# Your goal
The pictures are to be omitted when the entries are reproduced exactly.

# Raw data

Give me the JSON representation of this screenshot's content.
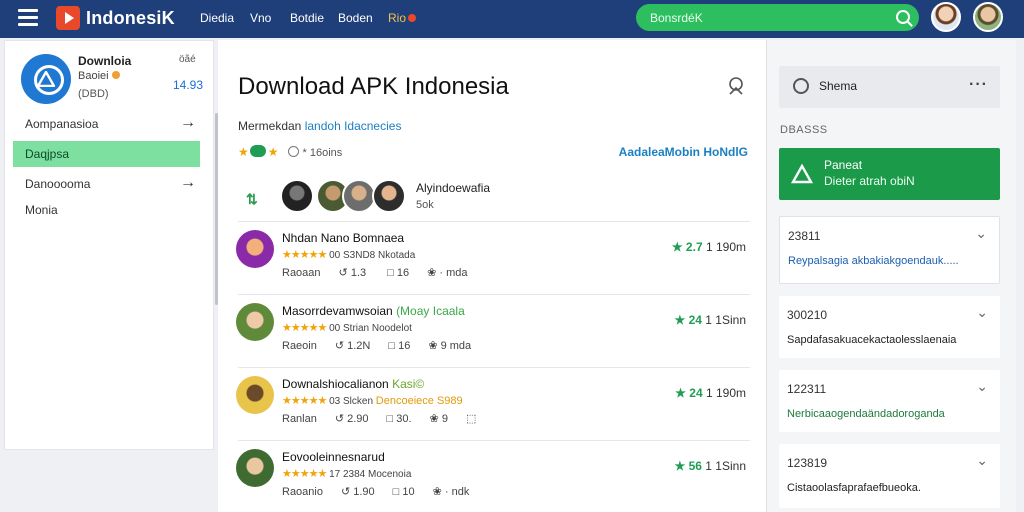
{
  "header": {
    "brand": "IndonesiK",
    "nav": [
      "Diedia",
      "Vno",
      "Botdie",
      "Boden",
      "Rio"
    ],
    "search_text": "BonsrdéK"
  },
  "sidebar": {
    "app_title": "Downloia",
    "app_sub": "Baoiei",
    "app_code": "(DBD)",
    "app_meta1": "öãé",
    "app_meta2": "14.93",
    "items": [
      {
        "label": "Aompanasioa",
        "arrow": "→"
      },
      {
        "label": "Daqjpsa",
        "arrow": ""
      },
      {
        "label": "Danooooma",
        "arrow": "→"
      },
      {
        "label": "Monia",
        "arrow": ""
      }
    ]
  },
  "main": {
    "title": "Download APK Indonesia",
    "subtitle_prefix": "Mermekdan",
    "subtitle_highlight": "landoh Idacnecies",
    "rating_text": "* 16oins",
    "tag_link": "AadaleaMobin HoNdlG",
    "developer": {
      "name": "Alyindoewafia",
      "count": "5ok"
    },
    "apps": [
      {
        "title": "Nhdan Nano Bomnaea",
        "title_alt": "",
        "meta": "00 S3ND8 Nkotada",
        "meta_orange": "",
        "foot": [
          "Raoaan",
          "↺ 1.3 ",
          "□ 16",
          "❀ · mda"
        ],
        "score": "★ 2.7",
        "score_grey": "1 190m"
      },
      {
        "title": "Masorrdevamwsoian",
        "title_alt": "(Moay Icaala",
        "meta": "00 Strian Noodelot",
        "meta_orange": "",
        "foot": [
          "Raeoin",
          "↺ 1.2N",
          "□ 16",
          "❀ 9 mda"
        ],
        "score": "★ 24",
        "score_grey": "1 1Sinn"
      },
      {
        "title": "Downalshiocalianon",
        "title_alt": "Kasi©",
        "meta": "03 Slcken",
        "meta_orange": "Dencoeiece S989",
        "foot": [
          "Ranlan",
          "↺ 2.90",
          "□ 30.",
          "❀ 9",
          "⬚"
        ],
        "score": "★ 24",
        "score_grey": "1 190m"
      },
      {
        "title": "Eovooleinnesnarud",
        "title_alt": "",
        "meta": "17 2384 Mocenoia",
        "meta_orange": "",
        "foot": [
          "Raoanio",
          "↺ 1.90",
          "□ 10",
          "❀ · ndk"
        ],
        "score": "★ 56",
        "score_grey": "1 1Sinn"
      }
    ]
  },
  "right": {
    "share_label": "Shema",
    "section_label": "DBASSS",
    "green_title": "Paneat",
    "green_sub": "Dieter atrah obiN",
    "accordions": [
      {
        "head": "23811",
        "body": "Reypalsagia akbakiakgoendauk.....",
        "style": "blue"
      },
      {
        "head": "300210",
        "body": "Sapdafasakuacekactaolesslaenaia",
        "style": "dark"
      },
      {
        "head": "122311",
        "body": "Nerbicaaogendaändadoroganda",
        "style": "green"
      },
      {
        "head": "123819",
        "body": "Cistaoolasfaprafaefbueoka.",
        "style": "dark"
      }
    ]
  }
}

# Answer box
Give me the JSON representation of this screenshot's content.
{
  "header": {
    "brand": "IndonesiK",
    "nav": [
      "Diedia",
      "Vno",
      "Botdie",
      "Boden",
      "Rio"
    ],
    "search_text": "BonsrdéK"
  },
  "sidebar": {
    "app_title": "Downloia",
    "app_sub": "Baoiei",
    "app_code": "(DBD)",
    "app_meta1": "öãé",
    "app_meta2": "14.93",
    "items": [
      {
        "label": "Aompanasioa",
        "arrow": "→"
      },
      {
        "label": "Daqjpsa",
        "arrow": ""
      },
      {
        "label": "Danooooma",
        "arrow": "→"
      },
      {
        "label": "Monia",
        "arrow": ""
      }
    ]
  },
  "main": {
    "title": "Download APK Indonesia",
    "subtitle_prefix": "Mermekdan",
    "subtitle_highlight": "landoh Idacnecies",
    "rating_text": "* 16oins",
    "tag_link": "AadaleaMobin HoNdlG",
    "developer": {
      "name": "Alyindoewafia",
      "count": "5ok"
    },
    "apps": [
      {
        "title": "Nhdan Nano Bomnaea",
        "title_alt": "",
        "meta": "00 S3ND8 Nkotada",
        "meta_orange": "",
        "foot": [
          "Raoaan",
          "↺ 1.3 ",
          "□ 16",
          "❀ · mda"
        ],
        "score": "★ 2.7",
        "score_grey": "1 190m"
      },
      {
        "title": "Masorrdevamwsoian",
        "title_alt": "(Moay Icaala",
        "meta": "00 Strian Noodelot",
        "meta_orange": "",
        "foot": [
          "Raeoin",
          "↺ 1.2N",
          "□ 16",
          "❀ 9 mda"
        ],
        "score": "★ 24",
        "score_grey": "1 1Sinn"
      },
      {
        "title": "Downalshiocalianon",
        "title_alt": "Kasi©",
        "meta": "03 Slcken",
        "meta_orange": "Dencoeiece S989",
        "foot": [
          "Ranlan",
          "↺ 2.90",
          "□ 30.",
          "❀ 9",
          "⬚"
        ],
        "score": "★ 24",
        "score_grey": "1 190m"
      },
      {
        "title": "Eovooleinnesnarud",
        "title_alt": "",
        "meta": "17 2384 Mocenoia",
        "meta_orange": "",
        "foot": [
          "Raoanio",
          "↺ 1.90",
          "□ 10",
          "❀ · ndk"
        ],
        "score": "★ 56",
        "score_grey": "1 1Sinn"
      }
    ]
  },
  "right": {
    "share_label": "Shema",
    "section_label": "DBASSS",
    "green_title": "Paneat",
    "green_sub": "Dieter atrah obiN",
    "accordions": [
      {
        "head": "23811",
        "body": "Reypalsagia akbakiakgoendauk.....",
        "style": "blue"
      },
      {
        "head": "300210",
        "body": "Sapdafasakuacekactaolesslaenaia",
        "style": "dark"
      },
      {
        "head": "122311",
        "body": "Nerbicaaogendaändadoroganda",
        "style": "green"
      },
      {
        "head": "123819",
        "body": "Cistaoolasfaprafaefbueoka.",
        "style": "dark"
      }
    ]
  }
}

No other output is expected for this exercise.